Are there ways I can prepare for and protect myself from harmful effects of stress?

First, acknowledge to yourself – and others – that you’re either going through or getting ready to face a really big life change, even if it’s good. Make it a priority to take care of yourself, in whatever ways you can. Choose to eat healthy foods as much as possible. If you’ve always exercised, this is no time to stop. If you have not been exercising, get your doctor’s suggestions for physical activity. Staying connected through socializing is good, but avoid any temptation to rely on alcohol as a release from stress. Avoid falling back into old bad habits, like smoking, for example. Do what you can to prepare your body for getting a good night’s sleep. And, overall, set reasonable expectations for yourself.

I’m not sure if I’m stressed or depressed. Should I see my doctor?

Yes! If you’re having any suicidal thoughts, are paralyzed with worry, or have ongoing feelings of hopelessness, do not wait – talk to a doctor or someone else you can trust to get you professional help. If your symptoms aren’t that severe, but they affect your daily functioning, definitely seek your doctor’s advice. There are screenings and diagnostic criteria to determine whether you’re dealing with depression or stress, so you can be treated appropriately, and get back on the road to being yourself.

What should I do if I wake up one day and realize that stress has taken control of my life?

It can happen. Stress is like a snowball rolling down a hill, picking up more stress along the way. But it’s never too late to start turning things around. You have to make a conscious effort to stop it. Literally and figuratively, take a deep breath. Take stock of the here and now, rather than worrying about things you can’t change, or predicting the future. Call on your support system, and be encouraged knowing you’ve gotten through things before, and you’ll get through this.

Haven’t been exercising? Keeping in mind your doctor’s advice about any physical limitations, take a walk at a nice pace tomorrow. Gained weight from stress-eating? Make a trip to the health food store, and stock up on replacements for that junk food in your pantry.
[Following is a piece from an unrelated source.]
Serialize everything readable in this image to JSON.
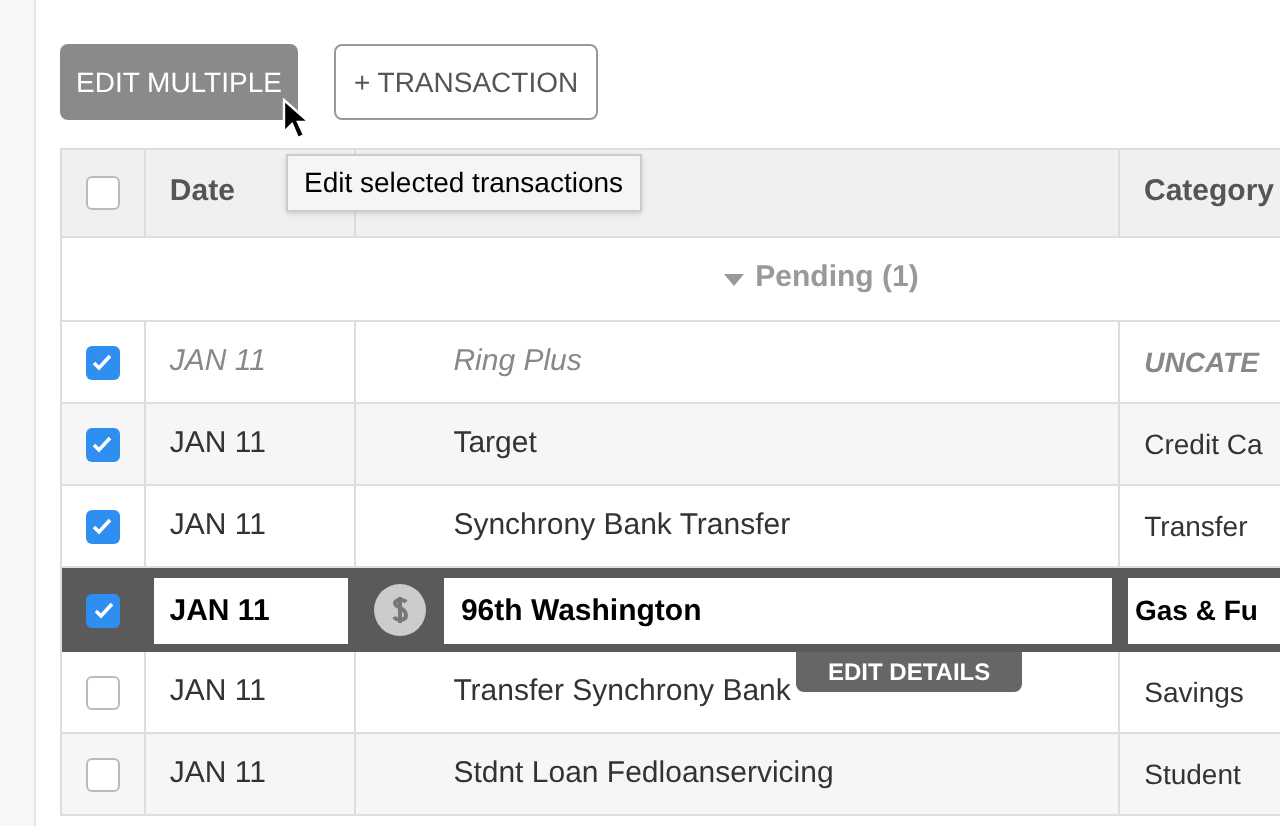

Socializing with a group that leads you to drink too much alcohol? Go to a movie tonight instead.

Start making a list of the things you can do to get some control and empowerment back. Establish new routines that are about you taking care of you. Then give yourself a pat on the back for moving forward in the right direction. Stress doesn’t have to kill you.

If you’re struggling to cope with stress, talk to your primary care physician at The Villages Health. We have a care team here to help!